▶ [What the task requires]:
For each line of the data below, copy it if it holds the word "amount".

▶ [Available records]:
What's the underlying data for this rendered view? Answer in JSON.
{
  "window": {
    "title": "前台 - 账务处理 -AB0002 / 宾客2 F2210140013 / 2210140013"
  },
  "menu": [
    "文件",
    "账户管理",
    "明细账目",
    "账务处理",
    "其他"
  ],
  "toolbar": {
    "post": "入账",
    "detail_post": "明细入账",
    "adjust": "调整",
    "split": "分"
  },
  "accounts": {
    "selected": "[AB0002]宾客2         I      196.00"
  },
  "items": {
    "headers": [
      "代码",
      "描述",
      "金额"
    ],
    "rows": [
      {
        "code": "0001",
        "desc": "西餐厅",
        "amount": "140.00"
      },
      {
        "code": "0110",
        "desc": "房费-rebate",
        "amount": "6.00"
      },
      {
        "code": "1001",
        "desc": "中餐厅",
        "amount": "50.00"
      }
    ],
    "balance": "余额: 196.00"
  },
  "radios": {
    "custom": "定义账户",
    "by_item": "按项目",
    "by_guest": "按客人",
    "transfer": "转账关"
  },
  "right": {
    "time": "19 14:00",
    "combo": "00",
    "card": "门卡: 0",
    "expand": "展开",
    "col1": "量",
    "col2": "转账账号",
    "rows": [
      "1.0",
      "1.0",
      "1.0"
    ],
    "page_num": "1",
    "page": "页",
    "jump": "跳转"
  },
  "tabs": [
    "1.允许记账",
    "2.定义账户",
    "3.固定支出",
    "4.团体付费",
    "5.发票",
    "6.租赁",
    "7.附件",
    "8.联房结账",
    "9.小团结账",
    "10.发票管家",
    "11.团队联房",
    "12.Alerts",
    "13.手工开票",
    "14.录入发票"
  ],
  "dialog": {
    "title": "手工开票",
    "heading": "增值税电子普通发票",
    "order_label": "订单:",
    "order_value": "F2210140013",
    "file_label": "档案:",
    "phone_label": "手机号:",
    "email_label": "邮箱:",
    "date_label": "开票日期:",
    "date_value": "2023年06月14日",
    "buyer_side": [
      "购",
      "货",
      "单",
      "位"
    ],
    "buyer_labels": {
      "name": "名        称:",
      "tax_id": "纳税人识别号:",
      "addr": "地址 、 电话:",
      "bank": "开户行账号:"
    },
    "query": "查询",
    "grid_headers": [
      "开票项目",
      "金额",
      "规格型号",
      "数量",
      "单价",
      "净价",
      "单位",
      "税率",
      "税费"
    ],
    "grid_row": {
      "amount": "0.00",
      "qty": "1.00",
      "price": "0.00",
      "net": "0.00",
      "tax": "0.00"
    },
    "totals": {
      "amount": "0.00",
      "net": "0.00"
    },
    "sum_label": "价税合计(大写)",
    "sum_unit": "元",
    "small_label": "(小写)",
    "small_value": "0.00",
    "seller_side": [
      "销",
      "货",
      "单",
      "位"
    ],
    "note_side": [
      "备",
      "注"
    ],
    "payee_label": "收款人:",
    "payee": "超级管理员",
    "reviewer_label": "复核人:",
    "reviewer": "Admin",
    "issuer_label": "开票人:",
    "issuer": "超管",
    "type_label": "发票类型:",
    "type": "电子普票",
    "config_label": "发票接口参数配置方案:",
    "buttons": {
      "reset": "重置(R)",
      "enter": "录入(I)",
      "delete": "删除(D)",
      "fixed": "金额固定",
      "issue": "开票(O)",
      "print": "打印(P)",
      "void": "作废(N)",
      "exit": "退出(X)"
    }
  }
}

▶ [Solution to the problem]:
        "amount": "140.00"
        "amount": "6.00"
        "amount": "50.00"
      "amount": "0.00",
      "amount": "0.00",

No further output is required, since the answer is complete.